In putting together the guidelines for your makeup space it’s important to include a system for safe and efficient makeup removal. There are three general options for removal at attractions:
- You can send home the actors with the makeup on. In this case, the actors are totally responsible for their own makeup removal, but you can offer some suggestions on products to use – whether it’s cold cream, coconut oil, or other natural oils, or if you’re using hybrid airbrush paints, you can offer suggestions on using liquid soap without water.
- Actors can remove their own makeup onsite at the attraction. With this option it’s important to teach the actors safe removal in advance. Make sure they know what products they’re going to be using and what space they’ll be using, as well as providing an area for safe disposal of the products. We don’t want to have the actors come in contact with used makeup wipes, so be sure to provide safe disposal of products.
- You may have the makeup artists themselves remove the makeup from the actors. In this case, it’s important to use personal protective equipment and set up safety protocols for what space they will be using, what products they will be using, and the flow for getting actors quickly in and out. Also provide an area for safe disposal of products to make sure that no other actors come in contact with used makeup wipes. It’s important that the makeup artists clean and disinfect between each and every actor.
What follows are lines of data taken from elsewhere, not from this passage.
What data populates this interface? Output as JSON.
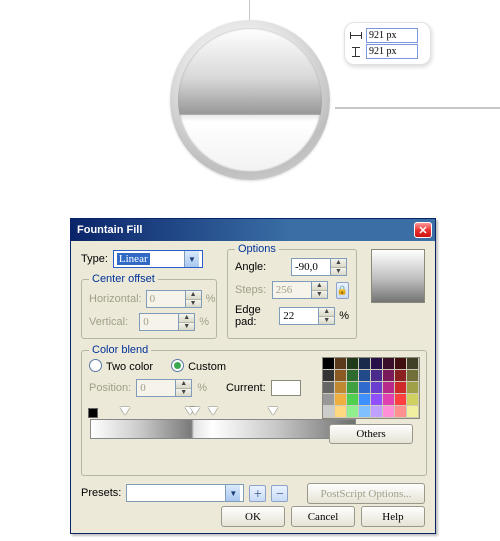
{
  "canvas": {
    "measure_w": "921 px",
    "measure_h": "921 px"
  },
  "dialog": {
    "title": "Fountain Fill",
    "type_label": "Type:",
    "type_value": "Linear",
    "center_offset": {
      "legend": "Center offset",
      "horizontal_label": "Horizontal:",
      "horizontal_value": "0",
      "vertical_label": "Vertical:",
      "vertical_value": "0",
      "pct": "%"
    },
    "options": {
      "legend": "Options",
      "angle_label": "Angle:",
      "angle_value": "-90,0",
      "steps_label": "Steps:",
      "steps_value": "256",
      "edgepad_label": "Edge pad:",
      "edgepad_value": "22",
      "pct": "%"
    },
    "color_blend": {
      "legend": "Color blend",
      "two_color_label": "Two color",
      "custom_label": "Custom",
      "position_label": "Position:",
      "position_value": "0",
      "pct": "%",
      "current_label": "Current:",
      "others_label": "Others"
    },
    "presets_label": "Presets:",
    "postscript_label": "PostScript Options...",
    "ok_label": "OK",
    "cancel_label": "Cancel",
    "help_label": "Help"
  },
  "swatches": [
    "#000000",
    "#5a3a1a",
    "#203a1a",
    "#1a2a4a",
    "#27104a",
    "#3a0f2a",
    "#401010",
    "#404028",
    "#333333",
    "#8a5a22",
    "#2f6a2f",
    "#224a8a",
    "#4a2a8a",
    "#7a1a5a",
    "#8a2020",
    "#707038",
    "#666666",
    "#c08830",
    "#3fa03f",
    "#2f6acf",
    "#6a3fcf",
    "#b72a8a",
    "#cf2a2a",
    "#a0a048",
    "#999999",
    "#f0b040",
    "#50d050",
    "#3f90ff",
    "#9050ff",
    "#e040b0",
    "#ff4040",
    "#d0d060",
    "#cccccc",
    "#ffd880",
    "#90f090",
    "#80c0ff",
    "#c0a0ff",
    "#ff90d8",
    "#ff9090",
    "#f0f0a0"
  ]
}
You may want to include some of the products that you can use for makeup removal in the guidelines as well. For example, the Costco makeup wipes work extraordinarily well. You can use cold cream. Ben Nye makes a remove-it-all solution. A compound called isopropyl myristate can be found at specialty beauty product stores, and this myristate is the base of every makeup remover. It can be used as is, or it can be combined with makeup wipes to create ISO wipes. Pour a little bit of isopropyl myristate into a bag of makeup wipes, getting all the wipes saturated. Just one wipe will remove all of the makeup, whether it’s cream makeup or Endura makeup, it just cuts through everything.
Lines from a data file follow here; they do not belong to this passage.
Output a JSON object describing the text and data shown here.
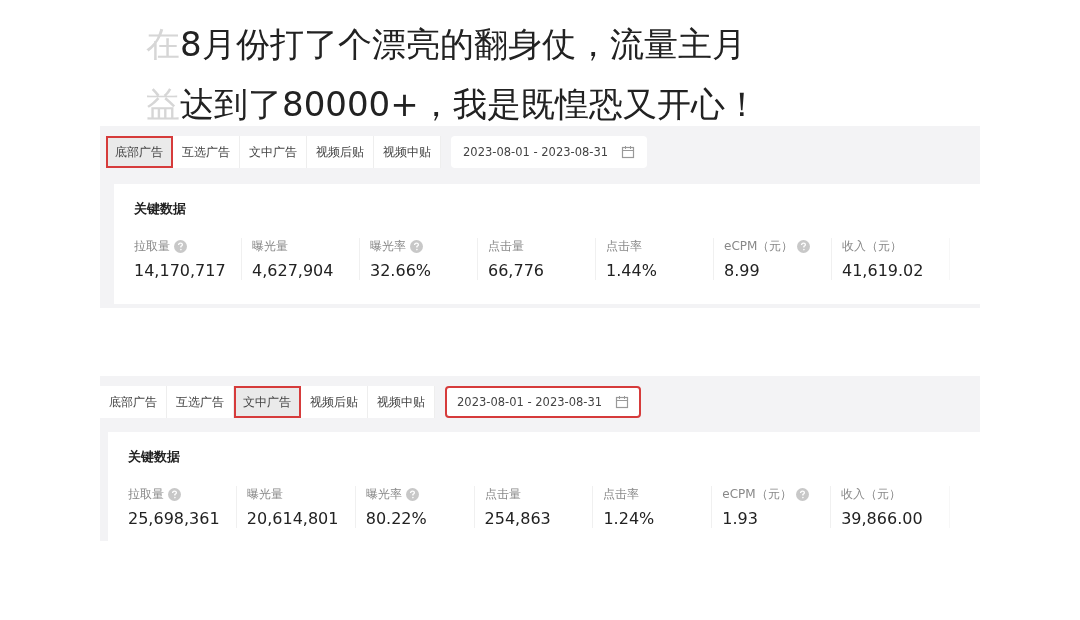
{
  "article": {
    "lines": [
      {
        "faded": "在",
        "text": "8月份打了个漂亮的翻身仗，流量主月"
      },
      {
        "faded": "益",
        "text": "达到了80000+，我是既惶恐又开心！"
      }
    ]
  },
  "panels": [
    {
      "tabs": [
        {
          "label": "底部广告",
          "selected": true
        },
        {
          "label": "互选广告",
          "selected": false
        },
        {
          "label": "文中广告",
          "selected": false
        },
        {
          "label": "视频后贴",
          "selected": false
        },
        {
          "label": "视频中贴",
          "selected": false
        }
      ],
      "date_range": {
        "value": "2023-08-01 - 2023-08-31",
        "highlighted": false
      },
      "section_title": "关键数据",
      "metrics": [
        {
          "label": "拉取量",
          "help": true,
          "value": "14,170,717"
        },
        {
          "label": "曝光量",
          "help": false,
          "value": "4,627,904"
        },
        {
          "label": "曝光率",
          "help": true,
          "value": "32.66%"
        },
        {
          "label": "点击量",
          "help": false,
          "value": "66,776"
        },
        {
          "label": "点击率",
          "help": false,
          "value": "1.44%"
        },
        {
          "label": "eCPM（元）",
          "help": true,
          "value": "8.99"
        },
        {
          "label": "收入（元）",
          "help": false,
          "value": "41,619.02"
        }
      ]
    },
    {
      "tabs": [
        {
          "label": "底部广告",
          "selected": false
        },
        {
          "label": "互选广告",
          "selected": false
        },
        {
          "label": "文中广告",
          "selected": true
        },
        {
          "label": "视频后贴",
          "selected": false
        },
        {
          "label": "视频中贴",
          "selected": false
        }
      ],
      "date_range": {
        "value": "2023-08-01 - 2023-08-31",
        "highlighted": true
      },
      "section_title": "关键数据",
      "metrics": [
        {
          "label": "拉取量",
          "help": true,
          "value": "25,698,361"
        },
        {
          "label": "曝光量",
          "help": false,
          "value": "20,614,801"
        },
        {
          "label": "曝光率",
          "help": true,
          "value": "80.22%"
        },
        {
          "label": "点击量",
          "help": false,
          "value": "254,863"
        },
        {
          "label": "点击率",
          "help": false,
          "value": "1.24%"
        },
        {
          "label": "eCPM（元）",
          "help": true,
          "value": "1.93"
        },
        {
          "label": "收入（元）",
          "help": false,
          "value": "39,866.00"
        }
      ]
    }
  ]
}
Be sure to follow your manufacturer’s instructions for safe removal.
Masks & Prosthetics
If you use masks, always follow your manufacturer’s care and maintenance instructions. Most of the time you can go onto the website and find how to clean the masks and how to care for them.
Consider not sharing masks and reusable prosthetics among actors. This helps reduce any sort of risk of transmission of disease if the masks are not cleaned thoroughly. Masks should be disinfected after each and every use, spray them down or wipe them down with 70%, alcohol and allow them to air-dry. Regularly clean the masks with an appropriate cleaner, and again, if you go to the website, they might provide information on how to do that.
Foam latex prosthetics are intended for one-time use only, and they’re recommended to be disposed after their use. Don’t try to reuse them. When it comes to fake teeth, fangs, or tooth makeup. It’s highly recommended that we do not share these among actors.
If you’re using tooth makeup that comes with a brush, always be sure to depot that onto a stainless steel pallet and apply with a cotton swab rather than applying directly from the product itself. This helps reduce contamination or cross-contamination.
When it comes to costumes, be sure to launder your costumes between each use and spray them with the antibacterial fabric spray.
Here’s a list of references with some more information:
Guidelines for Makeup Hygiene and Safety at Attractions (Shawn Morse FX & West FX Inc.)
World Health Organization (WHO) Mask Wearing
Centers for Disease Control and Prevention (CDC) Guidelines for Laundering
PPE Instructions: Removing Gloves
Occupational Safety and Health Administration (OSHA) Guidance to Preparing Workplaces for COVID-19
Environmental Protection Agency (EPA)
IAPPA Reopening Guidance: Considerations for the Attractions Industry
And be sure to always consult your local and state health departments for the latest information and guidelines on how you can make your attraction safer.